By Andrea Bright
If there was a major scientific discovery, which had the potential to support the body's ability to forestall or overcome almost any health challenge, would you want to know about it?
For centuries, we have been told "we are what we eat." Hippocrates, the Father of Medicine, stated "Let your medicine be your food and your food be your medicine. Never before has science validated the truth of this wisdom. The new emerging field of glycobiology, also known as glycomics, poignantly validates Hippocrates' assertion.
Glycobiology is the study of a group of saccharides commonly called glyconutrients, which are essential to proper bodily function. Researchers have learned that every cell in our body communicates by utilizing a Braille-like alphabet of eight glyconutrients. If a person is missing any of these necessary, biologically-active saccharides, the cells cannot communicate properly; the result of which is the body's inability to heal itself.

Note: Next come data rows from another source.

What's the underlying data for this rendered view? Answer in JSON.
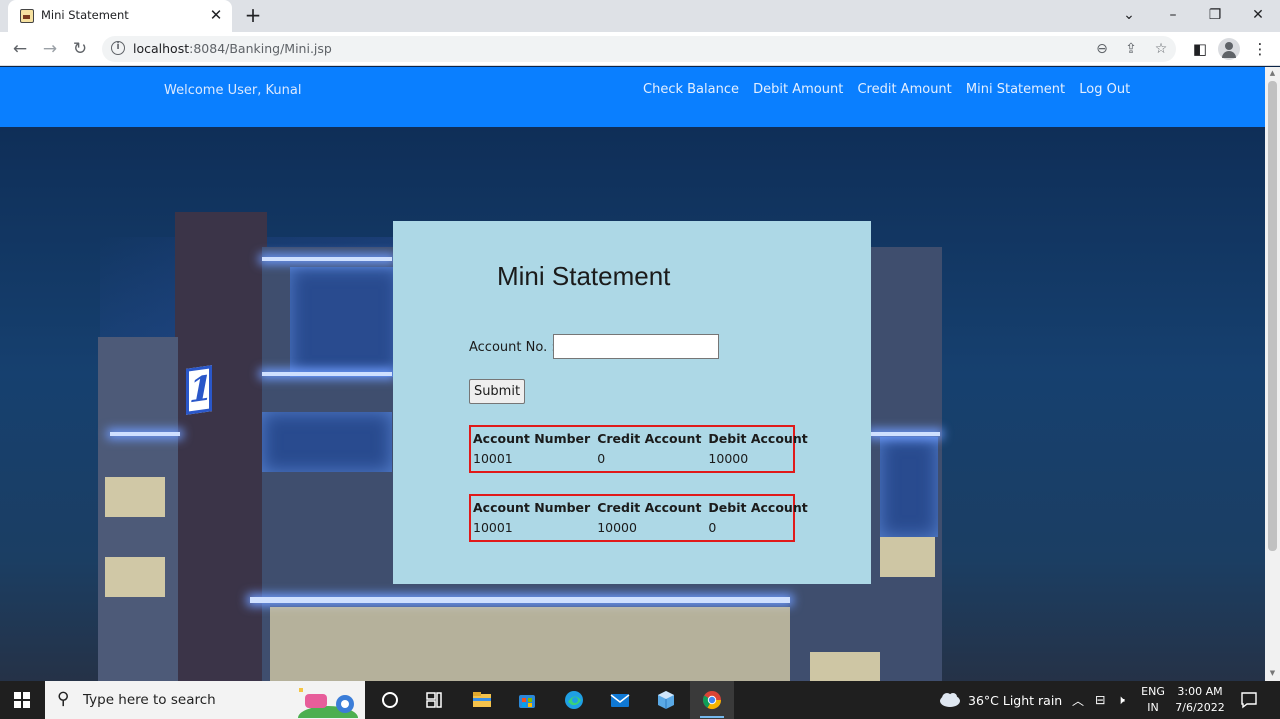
{
  "browser": {
    "tab_title": "Mini Statement",
    "tab_close": "✕",
    "new_tab": "+",
    "url_host": "localhost",
    "url_rest": ":8084/Banking/Mini.jsp",
    "icons": [
      "back-icon",
      "forward-icon",
      "reload-icon",
      "info-icon",
      "zoom-icon",
      "share-icon",
      "bookmark-star-icon",
      "side-panel-icon",
      "profile-icon",
      "menu-icon",
      "minimize-icon",
      "restore-icon",
      "close-icon",
      "tab-search-icon"
    ]
  },
  "header": {
    "welcome": "Welcome User, Kunal",
    "nav": [
      "Check Balance",
      "Debit Amount",
      "Credit Amount",
      "Mini Statement",
      "Log Out"
    ],
    "background_color": "#0a7fff"
  },
  "form": {
    "title": "Mini Statement",
    "account_label": "Account No. :",
    "account_value": "",
    "submit_label": "Submit",
    "panel_color": "#add8e6"
  },
  "statements": [
    {
      "headers": [
        "Account Number",
        "Credit Account",
        "Debit Account"
      ],
      "row": [
        "10001",
        "0",
        "10000"
      ]
    },
    {
      "headers": [
        "Account Number",
        "Credit Account",
        "Debit Account"
      ],
      "row": [
        "10001",
        "10000",
        "0"
      ]
    }
  ],
  "highlight_color": "#e01a1a",
  "taskbar": {
    "search_placeholder": "Type here to search",
    "weather": "36°C  Light rain",
    "lang_top": "ENG",
    "lang_bottom": "IN",
    "time": "3:00 AM",
    "date": "7/6/2022"
  }
}
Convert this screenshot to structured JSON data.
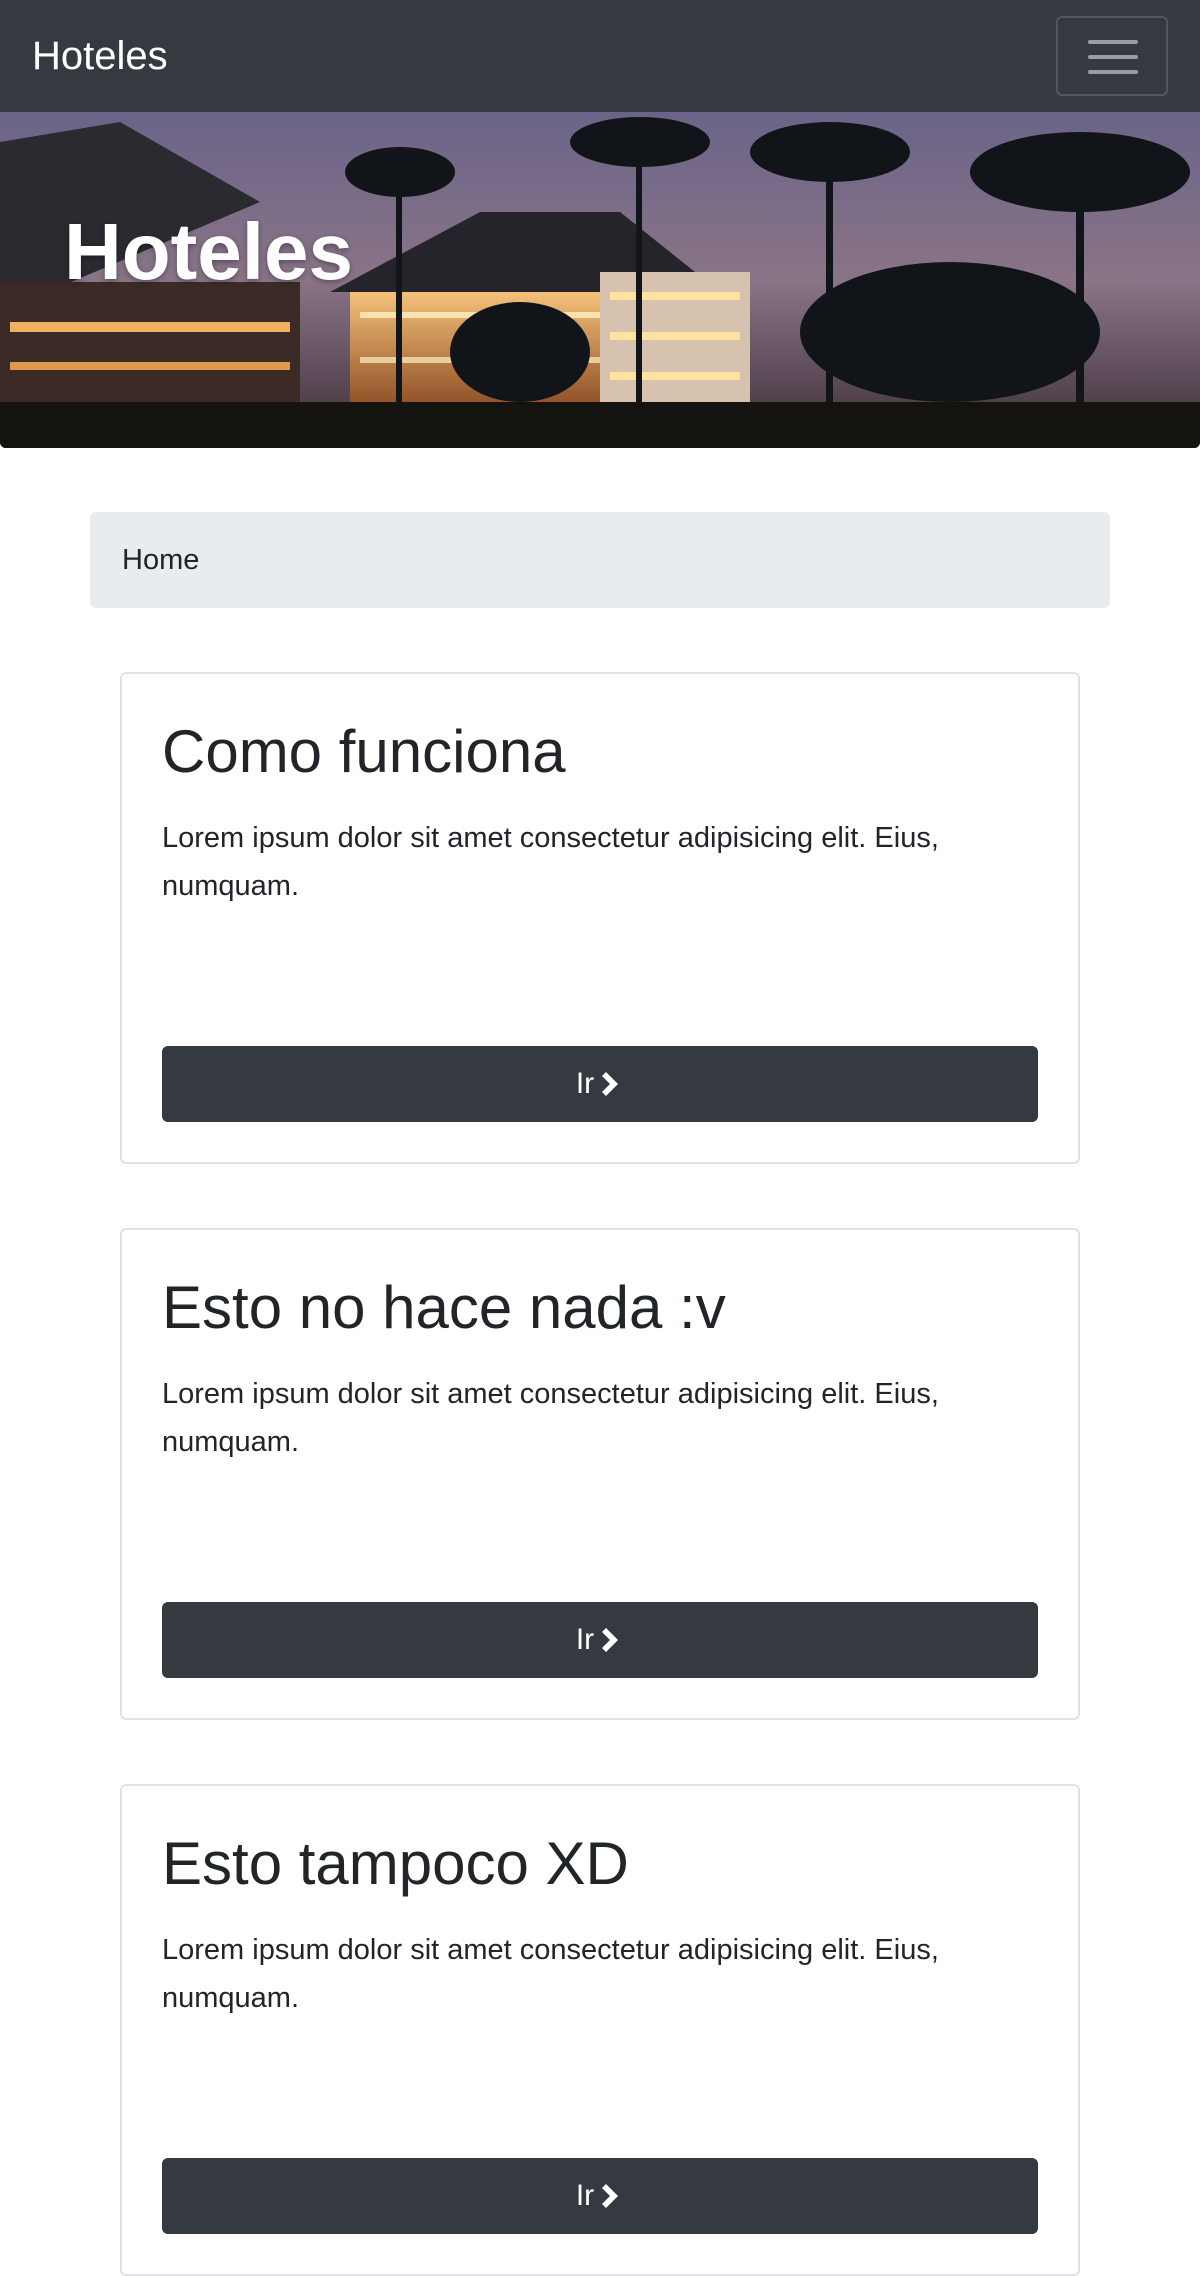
{
  "navbar": {
    "brand": "Hoteles",
    "toggler_icon": "hamburger-menu-icon"
  },
  "hero": {
    "title": "Hoteles"
  },
  "breadcrumb": {
    "items": [
      "Home"
    ]
  },
  "cards": [
    {
      "title": "Como funciona",
      "text": "Lorem ipsum dolor sit amet consectetur adipisicing elit. Eius, numquam.",
      "button_label": "Ir",
      "button_icon": "chevron-right-icon"
    },
    {
      "title": "Esto no hace nada :v",
      "text": "Lorem ipsum dolor sit amet consectetur adipisicing elit. Eius, numquam.",
      "button_label": "Ir",
      "button_icon": "chevron-right-icon"
    },
    {
      "title": "Esto tampoco XD",
      "text": "Lorem ipsum dolor sit amet consectetur adipisicing elit. Eius, numquam.",
      "button_label": "Ir",
      "button_icon": "chevron-right-icon"
    }
  ],
  "colors": {
    "navbar_bg": "#343a40",
    "button_bg": "#343a40",
    "breadcrumb_bg": "#e9ecef",
    "text": "#212529"
  }
}
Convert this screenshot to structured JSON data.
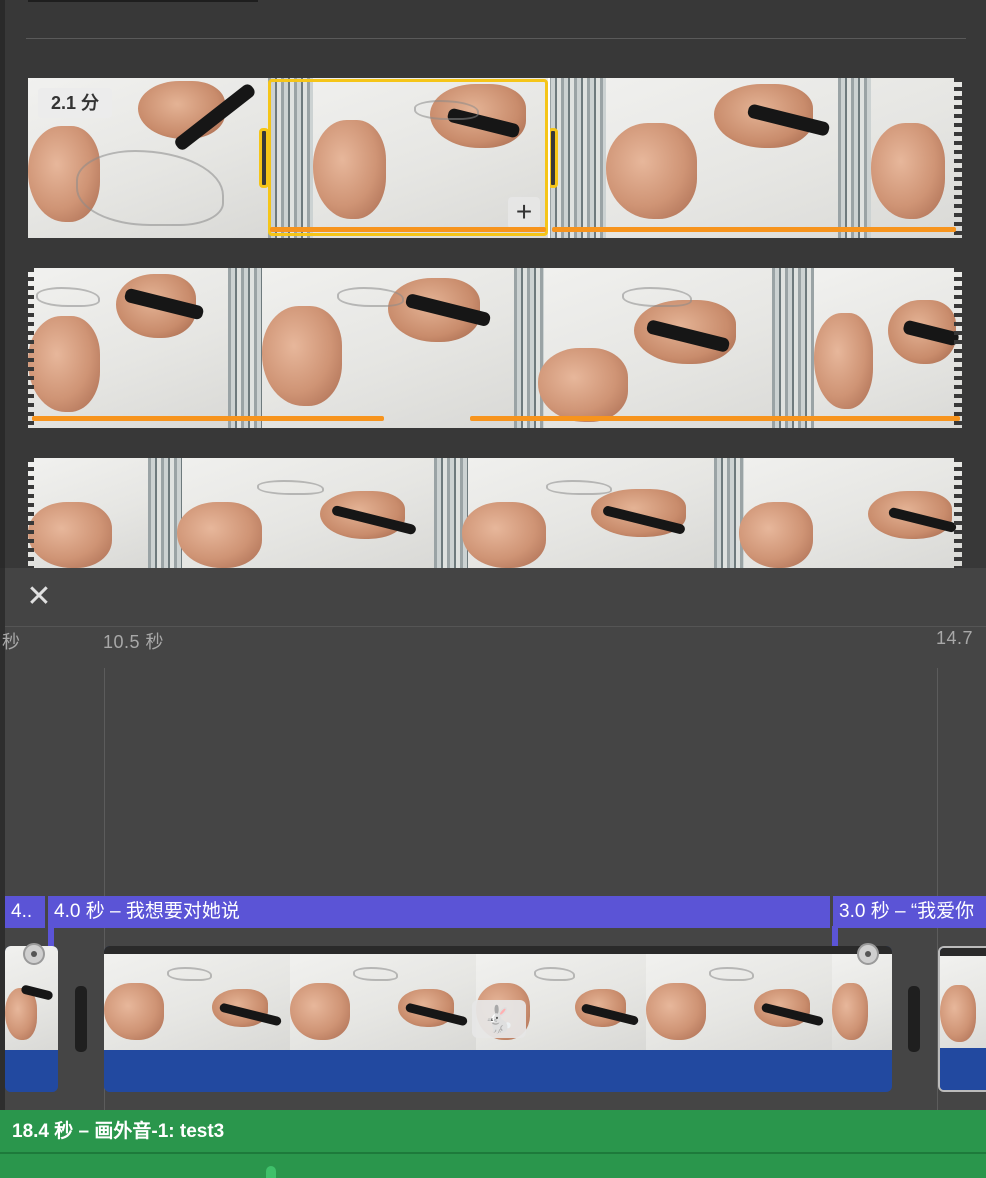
{
  "browser": {
    "duration_badge": "2.1 分",
    "add_button": "+"
  },
  "timeline": {
    "close_icon": "✕",
    "ruler": {
      "left_cut": "秒",
      "start": "10.5 秒",
      "end": "14.7"
    },
    "titles": {
      "left": "4..",
      "main": "4.0 秒 – 我想要对她说",
      "right": "3.0 秒 – “我爱你"
    },
    "speed_icon": "🐇",
    "audio_label": "18.4 秒 – 画外音-1: test3"
  },
  "colors": {
    "selection": "#f5c518",
    "favorite_line": "#f7941d",
    "title_track": "#5b54d6",
    "video_track": "#2249a0",
    "audio_track": "#2a964c"
  }
}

Of the 200 monosaccharides that occur naturally in plants, the body, for healthy functions predominantly uses these eight: Glucose, mannose, fucose, galactose, xylose, N-acetlyglucosmine, N-acetylgalactosamine, and N-acetylneuraminic acid. Of these eight important saccharides, only two are commonly found in the current American diet. To compensate, our body has the ability to construct the other six from these primary saccharides. However, this synthesis is susceptible to interference from inadequate nutrition, stress, existing disease, toxins, insomnia and other factors. Converting saccharides entails a sequence of enzymatic, chemical reactions, generating intermediate molecules in the process. These reactions can rob valuable energy from our daily living, which often leaves us tired and exhausted. If the body is deficient in one or more of the enzymes needed to complete the sugar conversion, (due to toxins, stress, poor diet, etc.) then the result is often severe and chronic weakness and increased susceptibility to sickness and premature aging.
Over 20,000 studies on the effects of glyconutrients and their synthesizing structure with proteins, glycoproteins, have been published in medical journals globally. Studies on the glycoproteins of cells have resulted in four Nobel Prizes awarded in Medicine and Physiology in the area of cellular communication.
Craig Hermanson has been teaching glyconutriton to health professionals for the past nine years. Craig has taught this new technology all across the U.S., Canada, and Germany. He will be conducting a public seminar in Morris. The public is invited to learn about Glycobiology and discover why many scientists and doctors see glyconutrients as "the missing link to total health."
The seminar is Monday, March 2 at 6 p.m. at the Old #1 Southside.
Andrea Bright is a Cyrus resident.